Smith said Boochani "has somewhere else to go, he can go to the United States, he can go back to New Guinea, but he cannot - I believe - qualify to stay here in New Zealand".
He also criticised Lees-Galloway for his handling of immigration cases, pointing to the minister's controversial decision to grant residency to convicted drug-smuggler Karel Sroubek in 2018.
Lees-Galloway also granted residency to a 'protected person' who had six convictions for driving with excess breath alcohol plus two convictions for driving without a licence.
Smith described them as "dodgy decisions".
He said one of the "key things a government has to do is protect its borders and protect its people" and that "you could argue certainly in the case of Mr Boochani that that's been questionable".
Ghahraman, a former human rights lawyer, greeted Boochani when he arrived in New Zealand in November, and tweeted a picture with him captioned: "Thrilled and exhausted and free."
Boochani was in Christchurch to discuss his book No Friend but the Mountains. He wrote it using a smuggled smartphone, detailing his harrowing experience as a refugee on Manus Island.
Boochani painstakingly uploaded short video segments for Dutch-Iranian filmmaker Arash Kamali Sarvestani to edit into a feature-length documentary that showed audiences a glimpse behind Australia's secretive facilities.
Boochani arrived in New Zealand travelled from Papua New Guinea's capital Port Moresby where he was based ever since the Manus Island facility was shut down, after which he was imprisoned and later moved to accommodation in the city.
He fled to Australia in 2013 from Iran after he promoted Kurdish language and culture in the media, and was accused of undermining the Iranian state.

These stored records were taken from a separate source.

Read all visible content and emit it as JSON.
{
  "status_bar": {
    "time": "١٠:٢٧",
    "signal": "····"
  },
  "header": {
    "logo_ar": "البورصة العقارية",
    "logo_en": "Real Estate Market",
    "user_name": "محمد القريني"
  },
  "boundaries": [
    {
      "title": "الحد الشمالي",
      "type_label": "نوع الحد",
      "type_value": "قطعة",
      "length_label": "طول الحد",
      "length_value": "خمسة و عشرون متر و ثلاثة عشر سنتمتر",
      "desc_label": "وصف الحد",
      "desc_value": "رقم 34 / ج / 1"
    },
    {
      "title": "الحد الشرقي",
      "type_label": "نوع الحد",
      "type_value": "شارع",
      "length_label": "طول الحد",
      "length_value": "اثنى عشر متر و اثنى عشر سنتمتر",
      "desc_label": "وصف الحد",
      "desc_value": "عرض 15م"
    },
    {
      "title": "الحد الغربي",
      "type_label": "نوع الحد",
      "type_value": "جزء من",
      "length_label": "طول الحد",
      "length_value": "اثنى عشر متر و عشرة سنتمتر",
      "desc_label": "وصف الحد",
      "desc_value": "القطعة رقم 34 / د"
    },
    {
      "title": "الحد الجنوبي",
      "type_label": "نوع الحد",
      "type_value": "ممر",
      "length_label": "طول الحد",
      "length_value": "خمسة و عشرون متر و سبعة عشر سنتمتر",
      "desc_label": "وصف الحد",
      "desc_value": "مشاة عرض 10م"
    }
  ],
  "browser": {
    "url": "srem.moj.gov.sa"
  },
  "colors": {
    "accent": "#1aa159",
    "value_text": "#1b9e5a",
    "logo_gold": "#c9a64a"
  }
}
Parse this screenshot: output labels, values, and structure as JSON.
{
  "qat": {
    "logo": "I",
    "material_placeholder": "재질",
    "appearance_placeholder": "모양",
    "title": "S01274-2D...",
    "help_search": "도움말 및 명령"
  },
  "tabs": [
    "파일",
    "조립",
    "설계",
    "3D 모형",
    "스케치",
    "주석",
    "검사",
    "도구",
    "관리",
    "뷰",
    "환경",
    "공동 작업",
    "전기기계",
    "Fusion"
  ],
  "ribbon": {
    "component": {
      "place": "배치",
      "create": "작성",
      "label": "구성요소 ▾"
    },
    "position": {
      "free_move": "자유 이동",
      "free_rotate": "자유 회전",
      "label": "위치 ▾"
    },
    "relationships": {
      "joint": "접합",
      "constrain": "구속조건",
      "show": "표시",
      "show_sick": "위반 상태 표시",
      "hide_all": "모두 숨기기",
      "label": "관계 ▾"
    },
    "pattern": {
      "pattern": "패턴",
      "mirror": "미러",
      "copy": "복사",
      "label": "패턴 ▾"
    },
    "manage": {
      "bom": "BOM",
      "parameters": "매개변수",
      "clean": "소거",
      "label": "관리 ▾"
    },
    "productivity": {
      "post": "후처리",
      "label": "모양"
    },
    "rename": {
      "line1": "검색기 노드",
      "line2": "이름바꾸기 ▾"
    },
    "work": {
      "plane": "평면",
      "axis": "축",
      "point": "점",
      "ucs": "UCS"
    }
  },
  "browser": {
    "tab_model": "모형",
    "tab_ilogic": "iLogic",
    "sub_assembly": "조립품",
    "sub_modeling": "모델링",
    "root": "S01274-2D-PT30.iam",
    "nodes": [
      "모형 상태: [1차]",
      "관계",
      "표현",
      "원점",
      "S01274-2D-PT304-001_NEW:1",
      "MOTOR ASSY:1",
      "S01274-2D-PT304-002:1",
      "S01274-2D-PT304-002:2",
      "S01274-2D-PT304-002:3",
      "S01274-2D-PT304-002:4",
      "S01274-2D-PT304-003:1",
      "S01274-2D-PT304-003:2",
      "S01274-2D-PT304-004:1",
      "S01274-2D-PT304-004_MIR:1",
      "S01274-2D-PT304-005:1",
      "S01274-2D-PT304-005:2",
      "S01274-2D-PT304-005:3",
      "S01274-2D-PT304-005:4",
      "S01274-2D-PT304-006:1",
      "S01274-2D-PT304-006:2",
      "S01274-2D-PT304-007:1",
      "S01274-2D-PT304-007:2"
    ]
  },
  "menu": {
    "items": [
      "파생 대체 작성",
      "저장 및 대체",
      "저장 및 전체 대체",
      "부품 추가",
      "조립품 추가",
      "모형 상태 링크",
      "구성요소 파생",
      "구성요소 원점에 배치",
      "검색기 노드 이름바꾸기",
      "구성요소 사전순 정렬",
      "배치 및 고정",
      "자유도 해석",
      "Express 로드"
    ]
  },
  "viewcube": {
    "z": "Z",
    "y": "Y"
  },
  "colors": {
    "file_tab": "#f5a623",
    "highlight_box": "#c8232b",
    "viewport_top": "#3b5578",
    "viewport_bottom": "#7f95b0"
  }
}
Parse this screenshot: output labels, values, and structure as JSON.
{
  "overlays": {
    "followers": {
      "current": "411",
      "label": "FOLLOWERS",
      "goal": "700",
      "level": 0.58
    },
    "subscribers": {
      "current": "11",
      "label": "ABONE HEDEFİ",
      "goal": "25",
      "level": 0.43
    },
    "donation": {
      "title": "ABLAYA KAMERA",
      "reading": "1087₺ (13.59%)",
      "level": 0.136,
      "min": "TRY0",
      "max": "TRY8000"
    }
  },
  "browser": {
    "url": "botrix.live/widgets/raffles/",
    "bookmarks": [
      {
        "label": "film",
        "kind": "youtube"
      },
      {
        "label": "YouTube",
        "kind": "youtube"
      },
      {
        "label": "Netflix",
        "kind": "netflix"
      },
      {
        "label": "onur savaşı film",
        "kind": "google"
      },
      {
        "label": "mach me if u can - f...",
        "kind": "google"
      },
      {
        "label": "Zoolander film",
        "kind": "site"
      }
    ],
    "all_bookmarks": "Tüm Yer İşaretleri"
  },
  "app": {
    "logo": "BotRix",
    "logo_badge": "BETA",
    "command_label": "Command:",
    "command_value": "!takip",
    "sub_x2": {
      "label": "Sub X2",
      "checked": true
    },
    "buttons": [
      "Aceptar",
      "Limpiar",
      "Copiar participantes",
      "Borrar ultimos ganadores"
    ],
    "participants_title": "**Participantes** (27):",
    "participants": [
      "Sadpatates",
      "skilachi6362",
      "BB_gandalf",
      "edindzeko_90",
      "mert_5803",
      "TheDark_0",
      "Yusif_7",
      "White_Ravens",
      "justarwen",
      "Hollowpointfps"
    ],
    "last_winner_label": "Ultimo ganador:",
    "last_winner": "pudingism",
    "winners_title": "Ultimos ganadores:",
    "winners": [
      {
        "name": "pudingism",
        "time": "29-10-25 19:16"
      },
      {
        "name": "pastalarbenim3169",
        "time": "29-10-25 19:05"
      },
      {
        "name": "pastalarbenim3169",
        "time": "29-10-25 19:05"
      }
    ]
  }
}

He arrived at the Australian territory of Christmas Island via people smugglers, hoping to be given asylum. But he was instead transferred to Manus Island and denied asylum because of Australia's laws against boat arrivals.